“The smell of hospitals in winter
And the feeling that it’s all a lot of oysters, but no pearls
All at once you look across a crowded room
To see the way that light attaches to a girl”

-Counting Crows

Ground Hog Day – 93 years ago and 4 years ago

On this day 93 years ago my mother was born in Cleveland Ohio. Her family did not live in Cleveland, they moved around quite a bit. But on this one day that is where they were. Hard to believe she did not live past the age of 45.

She was 40 years old when I was born. I was the last of the 6 children she would have. And I have very few pictures of her. But on this day by luck and by cousins sharing photos on Ancestry, I have this one. This one picture of her as a baby being held by her Aunt.

Throughout the years I have done much family history research. I started by using hand written letters she herself had received from relatives back when she was doing family history research.

Also on this day, 4 years ago, my Dad passed away at the age of 87.

I remember the times when he would pull out this little wooden box with two drawers in it and look at pictures. He might show us kids some of the pictures if we asked, but mostly he would sit at the kitchen table and look through them by himself. Here is one picture of him during the Korean War.

It’s new and used.

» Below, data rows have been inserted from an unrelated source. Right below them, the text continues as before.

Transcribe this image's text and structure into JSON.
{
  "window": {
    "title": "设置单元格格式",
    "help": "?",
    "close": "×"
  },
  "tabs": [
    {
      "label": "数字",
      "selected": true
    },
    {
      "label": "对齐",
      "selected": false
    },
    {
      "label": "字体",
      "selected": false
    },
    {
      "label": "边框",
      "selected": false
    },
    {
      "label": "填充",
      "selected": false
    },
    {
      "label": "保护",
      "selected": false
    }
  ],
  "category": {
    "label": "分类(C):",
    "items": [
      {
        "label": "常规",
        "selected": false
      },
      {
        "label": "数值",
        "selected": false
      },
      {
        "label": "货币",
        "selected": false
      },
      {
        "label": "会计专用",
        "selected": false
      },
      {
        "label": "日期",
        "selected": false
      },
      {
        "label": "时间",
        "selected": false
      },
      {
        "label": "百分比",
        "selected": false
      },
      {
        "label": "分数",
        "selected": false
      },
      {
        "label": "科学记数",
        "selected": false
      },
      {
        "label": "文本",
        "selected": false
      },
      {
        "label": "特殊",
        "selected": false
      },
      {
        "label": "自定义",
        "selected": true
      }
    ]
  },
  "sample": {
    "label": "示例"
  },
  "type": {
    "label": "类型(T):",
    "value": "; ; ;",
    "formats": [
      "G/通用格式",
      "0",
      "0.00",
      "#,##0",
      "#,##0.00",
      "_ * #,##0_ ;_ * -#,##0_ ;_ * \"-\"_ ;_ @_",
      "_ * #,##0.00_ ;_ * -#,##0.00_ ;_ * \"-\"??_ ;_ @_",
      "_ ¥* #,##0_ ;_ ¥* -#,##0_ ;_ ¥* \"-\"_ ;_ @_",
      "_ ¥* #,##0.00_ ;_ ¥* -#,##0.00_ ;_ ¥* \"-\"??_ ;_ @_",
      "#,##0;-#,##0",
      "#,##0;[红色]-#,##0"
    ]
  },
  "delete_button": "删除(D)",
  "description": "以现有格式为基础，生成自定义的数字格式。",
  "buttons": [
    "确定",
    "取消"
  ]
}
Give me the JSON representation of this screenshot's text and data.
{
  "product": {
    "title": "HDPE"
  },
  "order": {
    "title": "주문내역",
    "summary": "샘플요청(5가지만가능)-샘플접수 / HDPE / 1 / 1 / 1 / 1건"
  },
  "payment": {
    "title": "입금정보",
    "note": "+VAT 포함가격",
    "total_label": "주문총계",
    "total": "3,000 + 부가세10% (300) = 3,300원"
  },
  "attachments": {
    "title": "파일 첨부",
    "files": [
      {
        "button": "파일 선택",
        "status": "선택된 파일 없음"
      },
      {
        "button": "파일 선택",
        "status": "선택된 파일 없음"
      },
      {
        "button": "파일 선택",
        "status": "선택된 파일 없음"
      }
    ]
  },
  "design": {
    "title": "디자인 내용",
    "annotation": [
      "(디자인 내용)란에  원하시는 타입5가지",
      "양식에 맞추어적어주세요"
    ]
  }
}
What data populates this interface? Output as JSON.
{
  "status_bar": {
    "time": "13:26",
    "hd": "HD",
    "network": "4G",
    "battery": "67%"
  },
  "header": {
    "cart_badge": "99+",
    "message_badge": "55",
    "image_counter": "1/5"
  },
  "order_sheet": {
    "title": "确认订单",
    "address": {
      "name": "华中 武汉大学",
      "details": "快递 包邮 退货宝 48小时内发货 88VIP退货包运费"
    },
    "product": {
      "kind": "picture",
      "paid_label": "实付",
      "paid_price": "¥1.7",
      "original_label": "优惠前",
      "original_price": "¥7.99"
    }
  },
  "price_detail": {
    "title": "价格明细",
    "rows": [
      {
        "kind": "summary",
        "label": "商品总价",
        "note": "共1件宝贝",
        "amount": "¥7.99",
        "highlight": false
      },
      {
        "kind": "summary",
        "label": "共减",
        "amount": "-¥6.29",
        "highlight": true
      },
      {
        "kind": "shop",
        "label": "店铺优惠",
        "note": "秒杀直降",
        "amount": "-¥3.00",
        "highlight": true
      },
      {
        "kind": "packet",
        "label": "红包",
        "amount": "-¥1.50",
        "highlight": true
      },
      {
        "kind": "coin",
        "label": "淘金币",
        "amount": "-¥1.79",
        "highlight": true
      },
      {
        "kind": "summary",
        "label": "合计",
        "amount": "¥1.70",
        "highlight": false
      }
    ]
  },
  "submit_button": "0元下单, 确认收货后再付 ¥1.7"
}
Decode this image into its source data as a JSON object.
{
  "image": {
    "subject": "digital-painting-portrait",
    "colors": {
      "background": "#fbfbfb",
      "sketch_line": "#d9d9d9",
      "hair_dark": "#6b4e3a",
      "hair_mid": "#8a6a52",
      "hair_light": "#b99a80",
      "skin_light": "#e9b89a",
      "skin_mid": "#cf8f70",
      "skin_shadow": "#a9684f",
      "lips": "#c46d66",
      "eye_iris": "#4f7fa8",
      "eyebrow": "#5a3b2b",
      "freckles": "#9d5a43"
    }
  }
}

I was lucky to happen across this piece of furniture while out wandering the aisles of a furniture consignment shop. I wasn’t planning on purchasing anything, it was more of a hey lets stop here and look around sort of thing. The furniture that this piece replaced was old, and dark brown and peeling wood veneer. It may have been a piece my Mom had when she and my Dad moved into the house together. But the drawers never worked and the veneer was peeling. And it was brown. I am not a fan of brown. I like color. And this has color. I have a house which is pretty close to 100 years old. We have no storage in the house. And this heavy solidly built piece checks all the boxes. And it is heavy. I wasn’t sure we were going to be able to get it up the steps and in the house. Even after removing the drawers and the shelves. Still heavy. But here it is. And every-time I walk past it , everytime I open it to remove a bath towel I smile.


if it is badly written
if it is poorly said
should it be kept quiet
or do we throw it into the wind
and wait for it to come back to us
silence is not really a virtue
not all the time anyway


trying to write
it’s the facts that cause me to stop
I have never really been


I have the alphabet forming disjointed sentences leading to open ended paragraphs traveling though my head this morning. And this is what it is like when change is afoot. 


I keep thinking I should write something. However, thinking and writing are categorized separately within my brain. I think a lot. I mean a whole lot as in I am always turning ideas over in my mind. It never stops. And for some who have been a part of my life, this fact has not been welcomed. At any rate.

I was thinking about the time I was taking my Dad to a doctor’s appointment. It was probably February since it was actually cold enough to have iced the wheelchair ramp. Of course, I did not know that the ramp was iced over until I was wheeling the Old man down the ramp. The ramp is a metal contraption with the base being mesh metal. I never thought ice would develop on the mesh. I was behind his wheelchair coming to the realization that my feet were sliding with the weight of his body and the wheelchair pulling us along. And all I could do was laugh. Because that is what I do. When faced with a situation that I find unbelievable, I laugh. It doesn’t matter if I am trying to stand up in a dry stream bed with my bike atop me after falling off a small wooden bridge while mountain biking or trying to get my Dad to his doctor’s appointment. When things look like they are going wrong, I laugh.

The sound of my laughter must have alerted the old man because he tightened his grip on the arms of the wheelchair and asked if everything was okay. I assured him everything was fine. Because that is what I do. I assure all those around me, no matter what, that everything is fine. And we made it to the vehicle none the worse for wear. And he never knew that we slid down the wheelchair ramp that day. It was controlled sliding and it is still funny.

And everything was fine.